School in the era of AI – threats and solutions
As part of Singapore’s “Smart Nation” strategy, artificial intelligence is intended to help teachers and improve the education process of students, especially those with special needs. AI will also provide automated grading and machine learning systems to ensure each student responds best to classroom materials and activities. South Korea has implemented AI-based systems to adapt homework and assignments to students’ educational level and “learning tendencies and behaviours.” Each child will have a personalised teacher based on artificial intelligence. In Finland, AI aims to promote equity and quality of learning locally and globally.
According to UNESCO, it is necessary to ensure that AI tools are integrated into learning systems under human-defined conditions and that the education sector cannot rely on corporate AI developers to regulate its work. In May this year, a global UNESCO survey of over 450 schools and universities found that less than 10% have developed institutional policies and formal guidelines for generative AI applications.
According to UNESCO, education should remain a profoundly human act rooted in social interactions. Students have suffered educationally and socially during the COVID-19 pandemic and digital-based learning.
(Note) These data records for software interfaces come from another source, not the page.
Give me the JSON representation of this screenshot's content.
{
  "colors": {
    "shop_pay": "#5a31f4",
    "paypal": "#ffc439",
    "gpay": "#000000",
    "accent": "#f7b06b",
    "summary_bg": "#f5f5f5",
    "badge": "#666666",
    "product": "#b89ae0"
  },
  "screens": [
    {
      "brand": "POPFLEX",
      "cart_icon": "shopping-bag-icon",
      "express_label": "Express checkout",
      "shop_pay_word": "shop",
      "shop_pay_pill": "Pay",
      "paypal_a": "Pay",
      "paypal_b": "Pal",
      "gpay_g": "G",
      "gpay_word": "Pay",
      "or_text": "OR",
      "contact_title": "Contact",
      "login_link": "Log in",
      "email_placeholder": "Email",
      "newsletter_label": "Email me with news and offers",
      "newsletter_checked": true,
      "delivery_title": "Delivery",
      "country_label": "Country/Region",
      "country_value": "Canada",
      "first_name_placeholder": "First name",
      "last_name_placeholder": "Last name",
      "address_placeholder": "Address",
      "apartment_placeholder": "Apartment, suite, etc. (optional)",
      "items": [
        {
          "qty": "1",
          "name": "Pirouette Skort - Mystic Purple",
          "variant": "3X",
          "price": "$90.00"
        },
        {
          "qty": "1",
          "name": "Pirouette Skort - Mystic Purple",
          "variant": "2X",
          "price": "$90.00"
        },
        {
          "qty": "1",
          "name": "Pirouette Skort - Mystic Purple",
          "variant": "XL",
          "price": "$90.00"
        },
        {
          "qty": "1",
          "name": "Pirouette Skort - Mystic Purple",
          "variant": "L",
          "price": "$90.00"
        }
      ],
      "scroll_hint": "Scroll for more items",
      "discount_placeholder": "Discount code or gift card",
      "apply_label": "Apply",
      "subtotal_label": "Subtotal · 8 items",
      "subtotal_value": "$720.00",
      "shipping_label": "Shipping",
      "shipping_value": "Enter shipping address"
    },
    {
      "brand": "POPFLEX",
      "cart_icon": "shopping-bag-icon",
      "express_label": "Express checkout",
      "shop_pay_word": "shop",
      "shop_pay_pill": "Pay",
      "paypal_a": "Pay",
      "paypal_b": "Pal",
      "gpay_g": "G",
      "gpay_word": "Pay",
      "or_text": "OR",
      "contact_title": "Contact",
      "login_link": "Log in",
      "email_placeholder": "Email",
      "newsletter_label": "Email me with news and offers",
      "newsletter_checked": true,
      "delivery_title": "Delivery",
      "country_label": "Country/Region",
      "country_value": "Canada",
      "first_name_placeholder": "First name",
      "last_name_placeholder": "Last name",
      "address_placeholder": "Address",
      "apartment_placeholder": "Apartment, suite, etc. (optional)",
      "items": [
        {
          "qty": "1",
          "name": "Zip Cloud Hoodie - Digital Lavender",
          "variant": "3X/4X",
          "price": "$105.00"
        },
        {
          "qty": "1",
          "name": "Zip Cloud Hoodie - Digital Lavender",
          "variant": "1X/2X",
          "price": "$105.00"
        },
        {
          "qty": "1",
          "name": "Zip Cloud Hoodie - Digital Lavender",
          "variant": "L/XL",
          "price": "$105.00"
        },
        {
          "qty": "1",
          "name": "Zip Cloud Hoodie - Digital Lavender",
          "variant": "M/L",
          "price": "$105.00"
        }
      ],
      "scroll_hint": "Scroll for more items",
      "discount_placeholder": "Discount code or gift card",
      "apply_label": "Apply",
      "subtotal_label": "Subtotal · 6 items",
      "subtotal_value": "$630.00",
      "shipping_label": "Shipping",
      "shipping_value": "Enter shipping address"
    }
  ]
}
Generative AI can undermine teachers’ authority and status and strengthen the drive to automate education further: schools without teachers and education without schools.